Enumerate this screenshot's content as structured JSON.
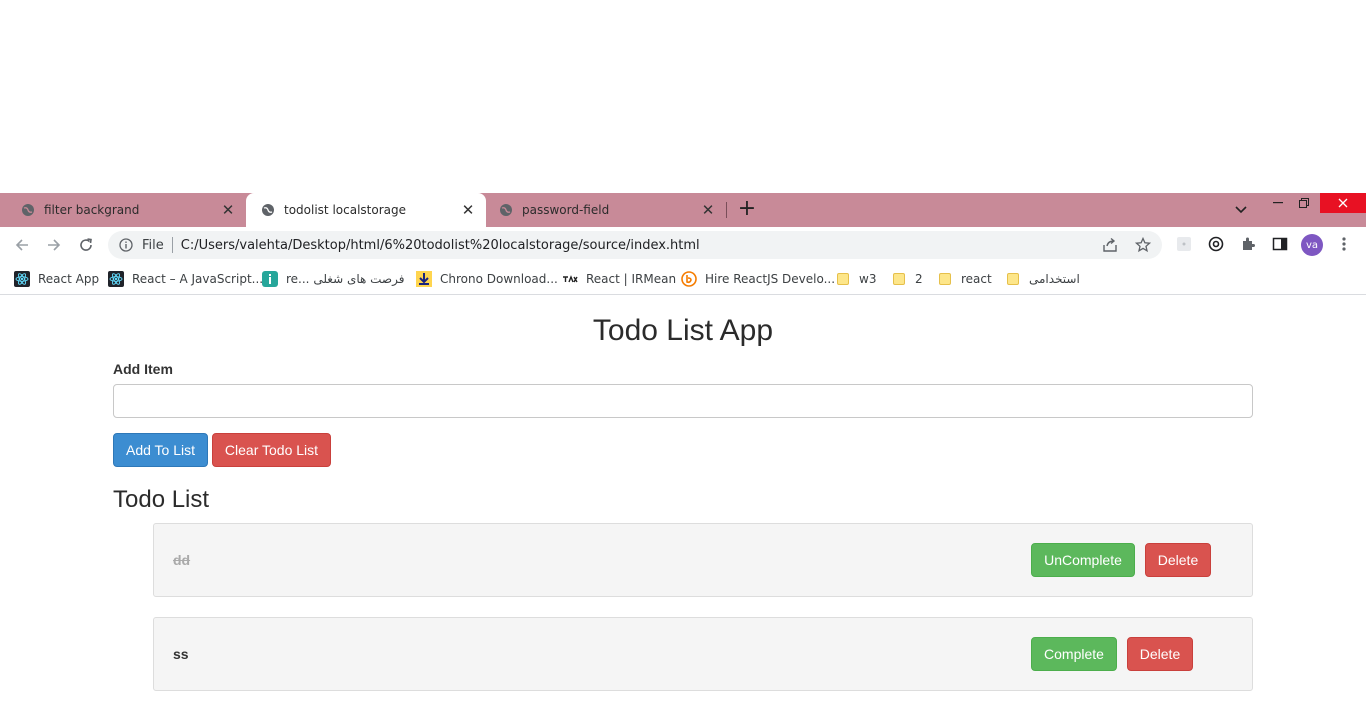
{
  "browser": {
    "tabs": [
      {
        "title": "filter backgrand",
        "active": false
      },
      {
        "title": "todolist localstorage",
        "active": true
      },
      {
        "title": "password-field",
        "active": false
      }
    ],
    "address": {
      "scheme_label": "File",
      "url": "C:/Users/valehta/Desktop/html/6%20todolist%20localstorage/source/index.html"
    },
    "profile_initials": "va",
    "accent_color": "#c88a98",
    "bookmarks": [
      {
        "label": "React App",
        "icon": "react-icon"
      },
      {
        "label": "React – A JavaScript...",
        "icon": "react-icon"
      },
      {
        "label": "re... فرصت های شغلی",
        "icon": "jobinja-icon"
      },
      {
        "label": "Chrono Download...",
        "icon": "download-icon"
      },
      {
        "label": "React | IRMean",
        "icon": "irmean-icon"
      },
      {
        "label": "Hire ReactJS Develo...",
        "icon": "hire-icon"
      },
      {
        "label": "w3",
        "icon": "folder-icon"
      },
      {
        "label": "2",
        "icon": "folder-icon"
      },
      {
        "label": "react",
        "icon": "folder-icon"
      },
      {
        "label": "استخدامی",
        "icon": "folder-icon"
      }
    ]
  },
  "app": {
    "title": "Todo List App",
    "input_label": "Add Item",
    "input_value": "",
    "add_button": "Add To List",
    "clear_button": "Clear Todo List",
    "list_title": "Todo List",
    "items": [
      {
        "text": "dd",
        "completed": true,
        "toggle_label": "UnComplete",
        "delete_label": "Delete"
      },
      {
        "text": "ss",
        "completed": false,
        "toggle_label": "Complete",
        "delete_label": "Delete"
      }
    ],
    "colors": {
      "primary": "#3c8dd1",
      "danger": "#d9534f",
      "success": "#5cb85c"
    }
  }
}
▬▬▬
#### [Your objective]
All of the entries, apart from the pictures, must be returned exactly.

#### [Answer to this exercise]
Enumerate this screenshot's content as structured JSON.
{
  "browser": {
    "tabs": [
      {
        "title": "filter backgrand",
        "active": false
      },
      {
        "title": "todolist localstorage",
        "active": true
      },
      {
        "title": "password-field",
        "active": false
      }
    ],
    "address": {
      "scheme_label": "File",
      "url": "C:/Users/valehta/Desktop/html/6%20todolist%20localstorage/source/index.html"
    },
    "profile_initials": "va",
    "accent_color": "#c88a98",
    "bookmarks": [
      {
        "label": "React App",
        "icon": "react-icon"
      },
      {
        "label": "React – A JavaScript...",
        "icon": "react-icon"
      },
      {
        "label": "re... فرصت های شغلی",
        "icon": "jobinja-icon"
      },
      {
        "label": "Chrono Download...",
        "icon": "download-icon"
      },
      {
        "label": "React | IRMean",
        "icon": "irmean-icon"
      },
      {
        "label": "Hire ReactJS Develo...",
        "icon": "hire-icon"
      },
      {
        "label": "w3",
        "icon": "folder-icon"
      },
      {
        "label": "2",
        "icon": "folder-icon"
      },
      {
        "label": "react",
        "icon": "folder-icon"
      },
      {
        "label": "استخدامی",
        "icon": "folder-icon"
      }
    ]
  },
  "app": {
    "title": "Todo List App",
    "input_label": "Add Item",
    "input_value": "",
    "add_button": "Add To List",
    "clear_button": "Clear Todo List",
    "list_title": "Todo List",
    "items": [
      {
        "text": "dd",
        "completed": true,
        "toggle_label": "UnComplete",
        "delete_label": "Delete"
      },
      {
        "text": "ss",
        "completed": false,
        "toggle_label": "Complete",
        "delete_label": "Delete"
      }
    ],
    "colors": {
      "primary": "#3c8dd1",
      "danger": "#d9534f",
      "success": "#5cb85c"
    }
  }
}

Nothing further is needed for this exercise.